There's one Rolling Stones song I think is truly, unquestionably great. On the basis of this song alone they deserve their place in the Pantheon of Rock Gods (although maybe not quite such a prominent place as they snatched for themselves.)
Milords, ladies, gentlemen and everyone else: "Paint it, Black."
This is their most perfect song. There are great lines in other songs but I think "Paint It, Black" is fantastic from start to finish.
I've lost people I've loved with my whole soul, and there's no song I know of that comes as close as this to getting to the heart of deep grief. "If I look hard enough into the setting sun/My love will laugh with me before the morning comes." If you've known the pain of deep grief, you know the dark implications of that line. The line which always makes my heart stop for a moment: "I wanna see the sun, blotted out from the sky." because that's how it is. CS Lewis' short book 'A Grief Observed' does an excellent job of examining and deconstructing grief (he used his own example after his wife Joy died) and describes the way the veil drops down onto the grief-stricken, like a blanket separating them from the world. That's what it is.
Grief is different for every person and for every person they've lost.
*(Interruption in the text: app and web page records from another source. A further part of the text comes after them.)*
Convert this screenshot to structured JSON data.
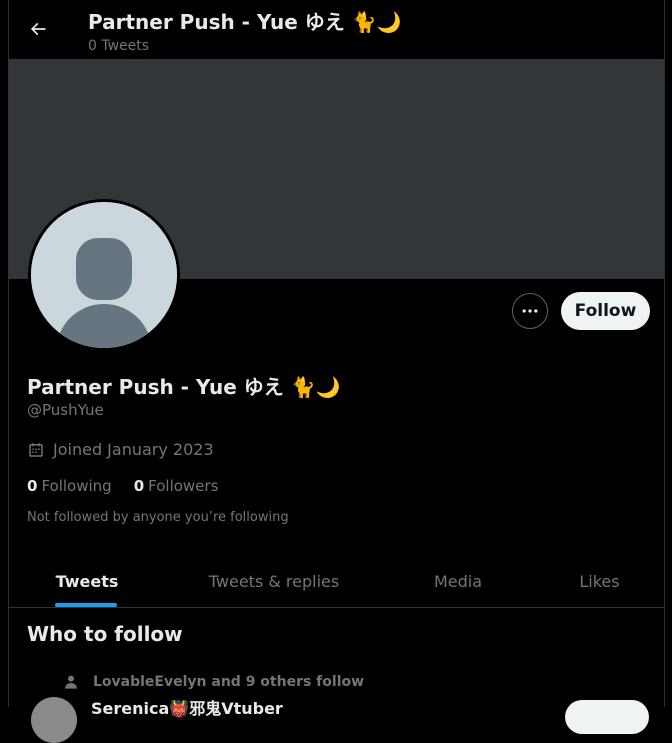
{
  "header": {
    "title": "Partner Push - Yue ゆえ 🐈🌙",
    "tweet_count": "0 Tweets"
  },
  "profile": {
    "name": "Partner Push - Yue ゆえ 🐈🌙",
    "handle": "@PushYue",
    "joined": "Joined January 2023",
    "following_count": "0",
    "following_label": "Following",
    "followers_count": "0",
    "followers_label": "Followers",
    "not_followed": "Not followed by anyone you’re following",
    "follow_label": "Follow"
  },
  "tabs": [
    {
      "label": "Tweets",
      "active": true
    },
    {
      "label": "Tweets & replies",
      "active": false
    },
    {
      "label": "Media",
      "active": false
    },
    {
      "label": "Likes",
      "active": false
    }
  ],
  "who_to_follow": {
    "title": "Who to follow",
    "social_context": "LovableEvelyn and 9 others follow",
    "suggestion_name": "Serenica👹邪鬼Vtuber"
  },
  "icons": {
    "back": "arrow-left-icon",
    "more": "more-horizontal-icon",
    "calendar": "calendar-icon",
    "person": "person-icon"
  },
  "colors": {
    "background": "#000000",
    "banner": "#333639",
    "accent": "#1d9bf0",
    "muted_text": "#71767b",
    "primary_text": "#e7e9ea"
  }
}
My grief for Philip Lynott was different to that for Jim Morrison which was different to that for Rory (and I'm lying when I refer to it in the past tense). They're different again from how it felt to lose other people, ones I'd actually met and held and been held by, who had loved me in return, who had given me so much, whose pain had been my pain..
When actor Peter Cushing's wife died, he spent the night running up and down the stairs trying to induce a heart attack. I walked into traffic. That's still my warning for depression you know, if I'm cutting it too fine when I cross the road. There are a lot of ways of staring into the sun. I've been into that cold, empty cave and stared into the heart of darkness, my friends, and I dearly hope that for you the closest you ever get to the feeling is listening to "Paint It, Black."
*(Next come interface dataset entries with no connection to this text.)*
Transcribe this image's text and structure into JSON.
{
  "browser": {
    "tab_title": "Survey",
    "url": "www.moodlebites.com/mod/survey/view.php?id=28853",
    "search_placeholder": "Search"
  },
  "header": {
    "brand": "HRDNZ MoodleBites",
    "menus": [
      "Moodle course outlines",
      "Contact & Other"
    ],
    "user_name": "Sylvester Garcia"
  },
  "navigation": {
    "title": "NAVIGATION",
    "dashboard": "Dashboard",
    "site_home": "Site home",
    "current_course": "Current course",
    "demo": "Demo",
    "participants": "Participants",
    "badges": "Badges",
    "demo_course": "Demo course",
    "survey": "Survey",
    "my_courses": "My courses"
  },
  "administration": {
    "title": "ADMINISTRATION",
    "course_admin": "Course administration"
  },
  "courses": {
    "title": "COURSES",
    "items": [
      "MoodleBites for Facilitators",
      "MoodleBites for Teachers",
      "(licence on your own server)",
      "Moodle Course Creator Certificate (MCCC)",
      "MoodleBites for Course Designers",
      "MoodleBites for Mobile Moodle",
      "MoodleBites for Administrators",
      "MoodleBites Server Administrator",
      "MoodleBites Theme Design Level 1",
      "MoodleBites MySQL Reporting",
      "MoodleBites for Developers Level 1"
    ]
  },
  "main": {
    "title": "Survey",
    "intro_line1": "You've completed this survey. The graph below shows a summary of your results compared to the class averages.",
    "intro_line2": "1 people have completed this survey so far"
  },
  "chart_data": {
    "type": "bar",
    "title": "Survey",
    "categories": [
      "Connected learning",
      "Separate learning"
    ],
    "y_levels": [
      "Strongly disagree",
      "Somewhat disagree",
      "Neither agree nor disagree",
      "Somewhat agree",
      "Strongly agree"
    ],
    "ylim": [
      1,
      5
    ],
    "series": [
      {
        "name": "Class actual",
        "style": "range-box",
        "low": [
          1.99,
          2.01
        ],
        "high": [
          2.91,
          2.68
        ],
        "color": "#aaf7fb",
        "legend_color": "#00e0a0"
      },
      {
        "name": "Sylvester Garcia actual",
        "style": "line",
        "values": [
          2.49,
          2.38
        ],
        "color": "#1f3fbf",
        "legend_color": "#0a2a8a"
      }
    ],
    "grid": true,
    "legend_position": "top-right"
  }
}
I don't remember most of 2007 and a chunk of 2008. Until the veil lifted a little, I just don't remember. I know theoretically what I was doing, and I must've passed for 'OK' most of the time…. As far as I was concerned, the sun was blotted out from the sky. I certainly worked hard to make it so, to "fade away and not have to face the facts."
There are other great songs about death, dying, grief and the rest. I'd recommend Golden Earring's "Radar Love" as another excellent grief rock song. "Paint It, Black" though, is the one which gets to me most every time. Jones' sitar riff, the hollow, driving rhythms from Watts and Wyman… its feeling of being very much of its psychedelic period and yet timeless. There is nothing wrong with "Paint It, Black" except that rogue comma in the title.
Previously on 100 Awesome Things:
Part 19 – Big Mama Thornton – "Rock Me Baby"
Part 18 – Thin Lizzy – "The Boys Are Back In Town"
Part 17 – Nat King Cole – "Mr Cole Won't Rock and Roll"
Part 16 – Rory Gallagher – "A Million Miles Away"
Part 15 – The Shadows – "FBI"
Part 14 – Marilyn Monroe as Elsie Marina – "I Found A Dream
Part 13 – Kenneth Williams as Ramblin' Syd Rumpo – "The Ballad of the Woggler's Moulie"
Part 12 – Chas and Dave – "Rabbit"
Part 11 – The Beatles – "I'm Happy Just To Dance With You"
Part 10 – Duke Ellington – "The Mooche"
Part 9 – The Doors – "Who Do You Love?" featuring Albert King
Part 8 – Queen – "These Are The Days Of Our Lives"
Part 7 – Thin Lizzy – "Don't Believe A Word"
Part 6 – The Bonzo Dog Doo Dah Band – "Monster Mash"
Part 5 – Craig Ferguson – "Doctor Who Cold Opening"
Part 4 – The Bees – "Who Cares What The Question Is?"
Part 3 – Marvin Gaye – "Got To Give It Up"
Part 2 – The Dubliners – "Octopus Jig"
Part 1 – The Allman Brothers Band – "Statesboro Blues"